What makes Nuleaf Naturals Great?
They stand out as being one of the purest oils on the market using homegrown hemp from Colorado.
Where is the Hemp Grown?
Nuleaf Naturals offers pure hemp oil for the purists in the cannabis market. If you are looking for a CBD oil that is pure and free of all the frills- then Nuleaf Naturals is for you. Their organic hemp comes from Colorado, USA.
The hemp is processed, and the oil is made using a combination of two methods; the subcritical and supercritical CO2 extraction techniques.
These methods are used because they produce some of the cleanest products, free of potent solvents and chemicals.
A fractional extraction is initially used, which means the hemp undergoes a lower temperature so that the more volatile and sensitive compounds can be extracted without being compromised. After that, the remaining compounds and oils are extracted using higher pressures and temperatures.
According to NuLeaf, this type of extraction technique gives their products an advantage; the more sensitive oils remain uncompromised, therefore providing a more potent end product and a truly full-spectrum CBD oil.
– You have a broad range of options when shopping with NuLeaf:
725 mg/50 mg ($99)
– Organic hemp with sustainable farming from Colorado, USA
– Whole-plant, full spectrum
– Sub-critical and supercritical extraction methods
– Third-party tested
– Ships internationally and offers free USPS Priority Mail shipping to all 50 states
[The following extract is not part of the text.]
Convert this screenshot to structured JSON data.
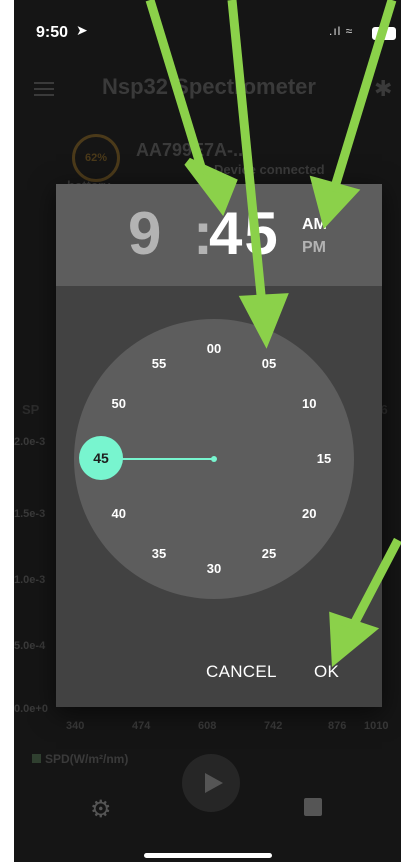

The wealth of attention on CBD does not look like it will be fading out anytime soon. Instead, we will see the market expanding even more to include pioneer extraction methods and a whole host of different products. And with this, we will see the science behind CBD begin to gain credible traction too. This research will extend its reaches beyond just CBD and into all areas concerning the plant, including terpene science and the significance of full-spectrum products.
Until we know all there is to know about CBD, terpenes, and related cannabis products, it is critical that you use products that have proof to back up their claims. It is easy for companies to claim their products are the best, or that they have certain qualities that they don’t. There are some brands that have even been caught out as having different cannabinoid levels than advertised. So, choose a brand like NuLeaf Naturals or CBD Pure that has the evidence to back up their claims.
Keep curious and stay up to date with our latest articles as we bring you the most recent research in the cannabis industry and all you need to know before you buy.
Jessica Rosslee is a former journalist that has dedicated her writing skills and passion for communication to the cannabis industry. Jessica has spent her life in the field of wellness and communication, committed to allowing people access to accurate health and wellness information.
As a freelance cannabis writer, Jessica is passionate about free-flowing education for the public and the destigmatization of cannabis.